Provided records =
=== Section Start ===

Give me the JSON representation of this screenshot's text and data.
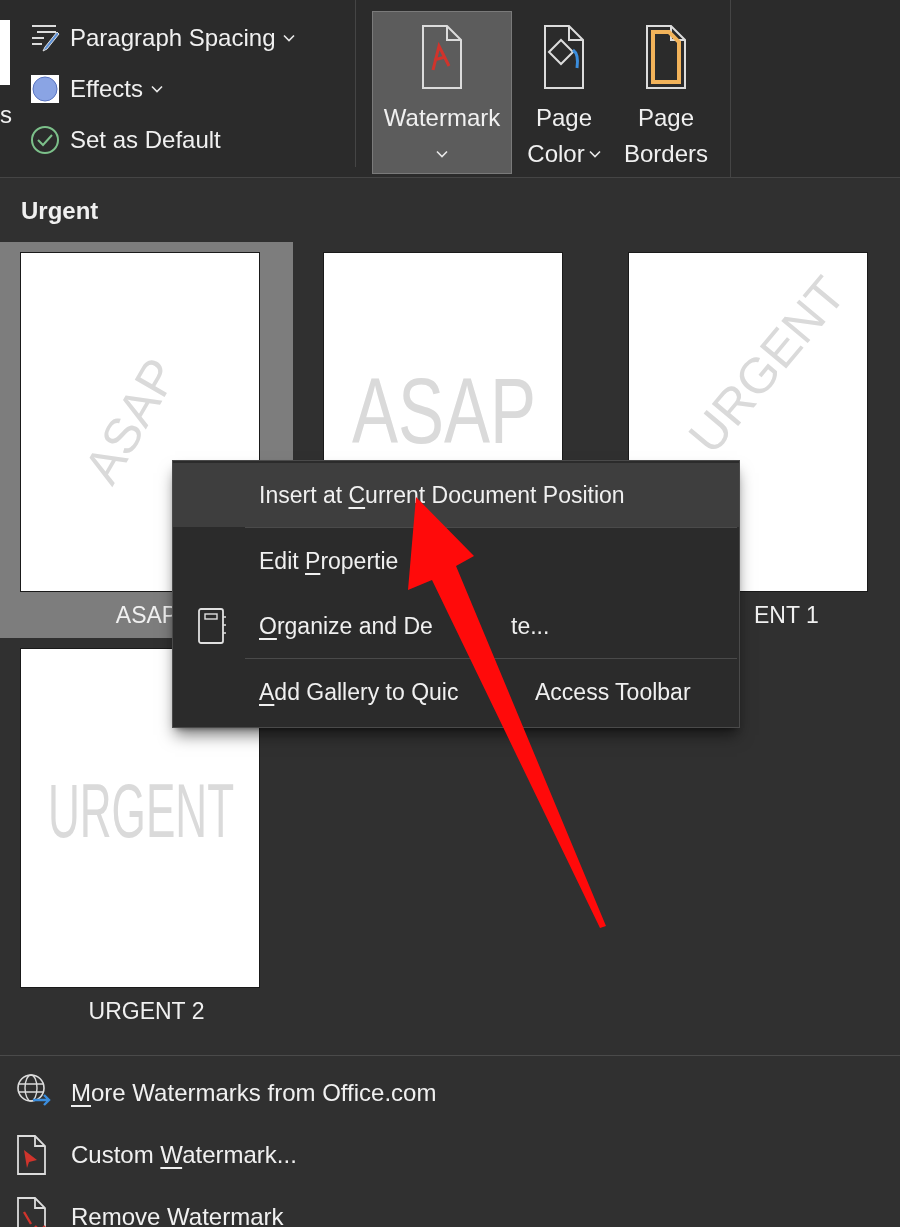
{
  "ribbon": {
    "cut_label": "s",
    "left_group": [
      {
        "kind": "spacing",
        "label": "Paragraph Spacing",
        "dropdown": true
      },
      {
        "kind": "effects",
        "label": "Effects",
        "dropdown": true
      },
      {
        "kind": "default",
        "label": "Set as Default",
        "dropdown": false
      }
    ],
    "buttons": [
      {
        "kind": "watermark",
        "lines": [
          "Watermark"
        ],
        "dropdown": true,
        "selected": true
      },
      {
        "kind": "page_color",
        "lines": [
          "Page",
          "Color"
        ],
        "dropdown": true,
        "selected": false
      },
      {
        "kind": "page_borders",
        "lines": [
          "Page",
          "Borders"
        ],
        "dropdown": false,
        "selected": false
      }
    ]
  },
  "gallery": {
    "heading": "Urgent",
    "items": [
      {
        "label": "ASAP",
        "preview": "ASAP",
        "kind": "diagonal",
        "selected": true
      },
      {
        "preview": "ASAP",
        "kind": "horizontal",
        "selected": false
      },
      {
        "label": "ENT 1",
        "preview": "URGENT",
        "kind": "diagonal",
        "selected": false,
        "label_covered": true
      },
      {
        "label": "URGENT 2",
        "preview": "URGENT",
        "kind": "horizontal",
        "selected": false
      }
    ]
  },
  "context_menu": {
    "items": [
      {
        "before": "Insert at ",
        "key": "C",
        "after": "urrent Document Position",
        "highlighted": true,
        "icon": false
      },
      {
        "before": "Edit ",
        "key": "P",
        "after": "ropertie",
        "highlighted": false,
        "icon": false
      },
      {
        "key": "O",
        "after": "rganize and De",
        "tail": "te...",
        "highlighted": false,
        "icon": true
      },
      {
        "key": "A",
        "after": "dd Gallery to Quic",
        "tail": "Access Toolbar",
        "highlighted": false,
        "icon": false
      }
    ]
  },
  "footer_items": [
    {
      "kind": "online",
      "key": "M",
      "after": "ore Watermarks from Office.com"
    },
    {
      "kind": "custom",
      "before": "Custom ",
      "key": "W",
      "after": "atermark..."
    },
    {
      "kind": "remove",
      "after": "Remove Watermark"
    }
  ]
}
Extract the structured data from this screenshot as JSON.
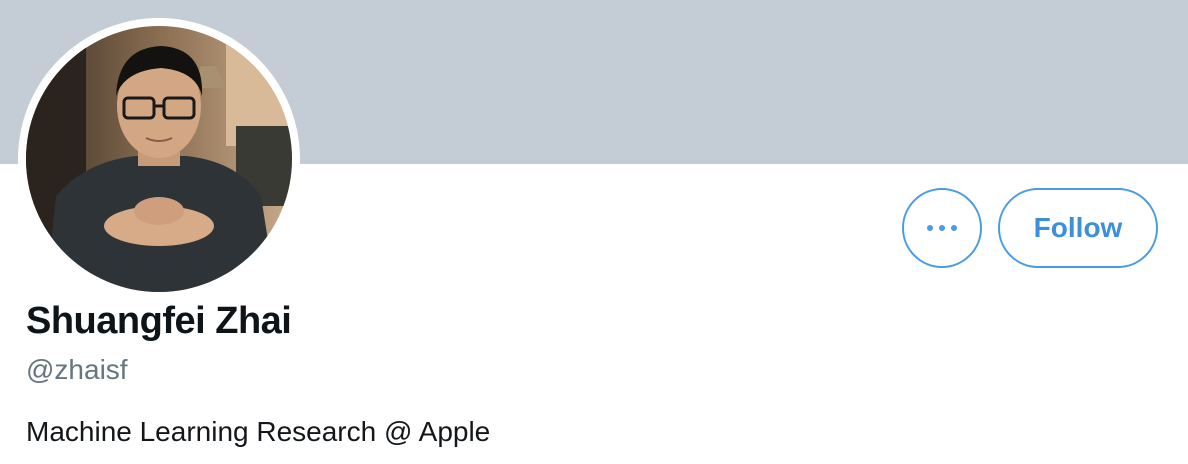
{
  "profile": {
    "name": "Shuangfei Zhai",
    "handle": "@zhaisf",
    "bio": "Machine Learning Research @ Apple"
  },
  "actions": {
    "follow_label": "Follow",
    "more_icon": "more-horizontal-icon"
  },
  "colors": {
    "banner": "#c4cdd5",
    "accent": "#4a9be6",
    "handle": "#66757f",
    "name": "#0f1419"
  }
}
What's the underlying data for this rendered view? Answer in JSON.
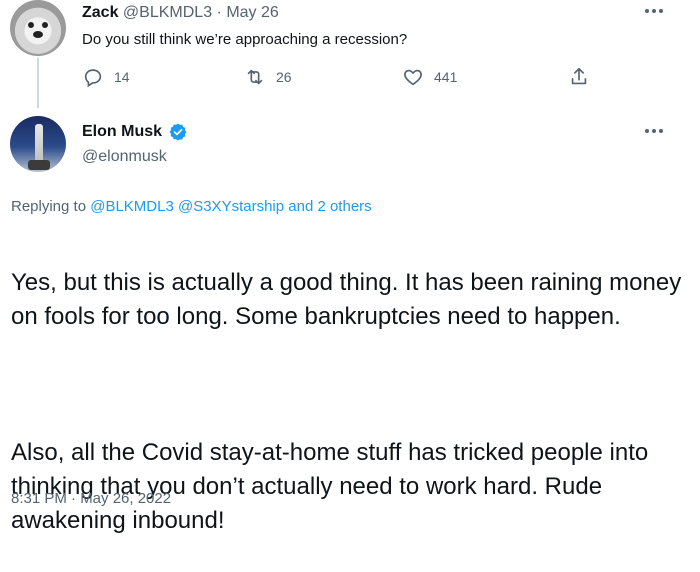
{
  "reply_to": {
    "display_name": "Zack",
    "handle": "@BLKMDL3",
    "separator": " · ",
    "date": "May 26",
    "text": "Do you still think we’re approaching a recession?",
    "actions": {
      "replies": "14",
      "retweets": "26",
      "likes": "441"
    }
  },
  "tweet": {
    "display_name": "Elon Musk",
    "handle": "@elonmusk",
    "replying_prefix": "Replying to",
    "replying_handles": [
      "@BLKMDL3",
      "@S3XYstarship"
    ],
    "replying_suffix": "and 2 others",
    "paragraph1": "Yes, but this is actually a good thing. It has been raining money on fools for too long. Some bankruptcies need to happen.",
    "paragraph2": "Also, all the Covid stay-at-home stuff has tricked people into thinking that you don’t actually need to work hard. Rude awakening inbound!",
    "timestamp": "8:31 PM · May 26, 2022"
  },
  "icons": {
    "reply": "reply-icon",
    "retweet": "retweet-icon",
    "like": "heart-icon",
    "share": "share-icon",
    "more": "more-icon",
    "verified": "verified-badge-icon"
  },
  "colors": {
    "link": "#1d9bf0",
    "muted": "#536471",
    "text": "#0f1419"
  }
}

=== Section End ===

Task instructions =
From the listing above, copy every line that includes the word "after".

Answer box =
        "after": "urrent Document Position",
        "after": "ropertie",
        "after": "rganize and De",
        "after": "dd Gallery to Quic",
      "after": "ore Watermarks from Office.com"
      "after": "atermark..."
      "after": "Remove Watermark"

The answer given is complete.